The following image in Figure 1 illustrates the prevalent confusion and practical implications for managing utilization and variability in project environments. This is a compilation of responses when participants at an industry conference were asked to draw the relationship between cycle time, e.g. the time required to install a pipe spool on a project, and utilization:
The orange line indicates the correct response, and a few knew it. Clearly, this is a fundamental relationship that is not widely understood. For a manager to not know this intuitively would be like a homeowner not knowing the relationship between mortgage interest rates and the monthly mortgage payment. The correct relationship, and the equation (the VUT equation) that accurately models the behavior is seen in Figure 2.

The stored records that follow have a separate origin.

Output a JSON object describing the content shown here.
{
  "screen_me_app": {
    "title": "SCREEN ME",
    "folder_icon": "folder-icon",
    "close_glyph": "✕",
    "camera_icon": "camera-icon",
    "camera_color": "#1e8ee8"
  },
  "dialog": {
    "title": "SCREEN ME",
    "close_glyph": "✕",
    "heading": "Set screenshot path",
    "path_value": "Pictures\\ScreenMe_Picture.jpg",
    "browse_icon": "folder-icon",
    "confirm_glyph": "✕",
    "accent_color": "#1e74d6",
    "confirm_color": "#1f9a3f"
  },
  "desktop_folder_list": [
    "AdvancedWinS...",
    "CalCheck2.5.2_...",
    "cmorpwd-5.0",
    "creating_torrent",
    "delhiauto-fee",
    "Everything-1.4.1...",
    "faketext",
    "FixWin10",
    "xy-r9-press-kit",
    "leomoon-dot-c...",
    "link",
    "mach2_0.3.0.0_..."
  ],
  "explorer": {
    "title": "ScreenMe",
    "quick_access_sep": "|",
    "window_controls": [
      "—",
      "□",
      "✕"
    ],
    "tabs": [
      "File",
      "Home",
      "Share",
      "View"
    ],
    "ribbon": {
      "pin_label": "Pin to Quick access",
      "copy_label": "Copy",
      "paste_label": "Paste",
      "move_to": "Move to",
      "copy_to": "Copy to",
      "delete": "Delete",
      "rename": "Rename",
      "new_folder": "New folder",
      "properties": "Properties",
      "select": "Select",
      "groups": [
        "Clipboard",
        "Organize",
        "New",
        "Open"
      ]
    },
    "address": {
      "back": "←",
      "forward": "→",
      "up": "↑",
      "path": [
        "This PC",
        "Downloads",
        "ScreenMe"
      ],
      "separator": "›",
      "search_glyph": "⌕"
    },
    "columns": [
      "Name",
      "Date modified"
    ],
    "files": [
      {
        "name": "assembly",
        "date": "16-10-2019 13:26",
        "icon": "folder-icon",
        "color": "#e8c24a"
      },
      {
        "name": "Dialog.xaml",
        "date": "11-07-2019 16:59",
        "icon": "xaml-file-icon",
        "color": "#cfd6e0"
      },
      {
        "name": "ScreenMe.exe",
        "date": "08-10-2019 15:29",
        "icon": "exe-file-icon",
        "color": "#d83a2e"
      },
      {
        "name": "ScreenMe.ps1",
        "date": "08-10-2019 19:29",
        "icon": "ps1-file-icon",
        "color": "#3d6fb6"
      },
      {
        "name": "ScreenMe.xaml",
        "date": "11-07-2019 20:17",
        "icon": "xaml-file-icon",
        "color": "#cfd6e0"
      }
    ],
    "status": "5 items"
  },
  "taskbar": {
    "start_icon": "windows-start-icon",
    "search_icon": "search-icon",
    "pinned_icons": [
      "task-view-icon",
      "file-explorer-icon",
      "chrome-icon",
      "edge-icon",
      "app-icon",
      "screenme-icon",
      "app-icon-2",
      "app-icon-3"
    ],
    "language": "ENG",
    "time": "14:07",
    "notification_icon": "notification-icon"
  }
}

What does this mean to project managers? First of all, PERT charts and Gantt charts are always wrong. They are deterministic (zero variability) representations of project activities and, as such, will always be wrong as soon as, or even before, they are published. Take heart though, these tools still provide much value in determining task sequencing, task dependencies and some rough estimate of task duration. Secondly, pushing resources to work at high levels of utilization is a recipe for disaster, particularly in high variability environments—and what project doesn’t have high degrees of variability? Ever run across a situation where the pipe fitters or the rebar cage fabricators had to be kept busy so they would be ‘efficient’? Because industry struggles to understand the true capacity of a crew, the tendency is to overload it, in an attempt to lower cost. The pipe fitters install pipe and fabricators fabricate cages, whether they are needed today or in three months. In the end, the resource efficiency benefit is exceeded many times over by the cost overruns associated with rework to address design changes or the rework to resequence work because the site is unavailable or covered up by mountains of material. The bottom line
is: There must be some planned buffer of capacity to account for variability if projects are to achieve predictable schedule compliance.
There is a Factory Physics law called “Pay me now or pay me later.” It says that variability will be buffered. More variability requires more buffers. A project manager can choose to buffer project variability proactively or the project buffers will arise on their own, typically as cost overruns, schedule delays, or both.
An important distinction to note is that more variability always means more buffers when synchronizing project resources and schedules but more variability does not mean less profitability or less predictability. Choosing to build oil rigs rather than barns is a conscious decision to accept increased complexity and the associated variability. However, the profitability can be much higher building oil rigs, if properly managed, because revenue and margins are much higher. The key is determining the right combination of response time, capacity and inventory buffers that make the most money. The operations science describing variability and buffers is a powerful analysis and decision making model for successful project management.
If you have plenty of time for trial and error learning and strong leaders, you may be successful at applying PPM practices in your organization. A better path forward is to use the common sense of practical operations science to guide your efforts, accelerate your Project Production Management progress and quickly, predictively implement improvements that fit the unique requirements and challenges that you face.
Mark Spearman, PhD1 and Ed Pound, MBA, M. Eng2
1President & CEO, Factory Physics, Inc.
2COO, Factory Physics, Inc.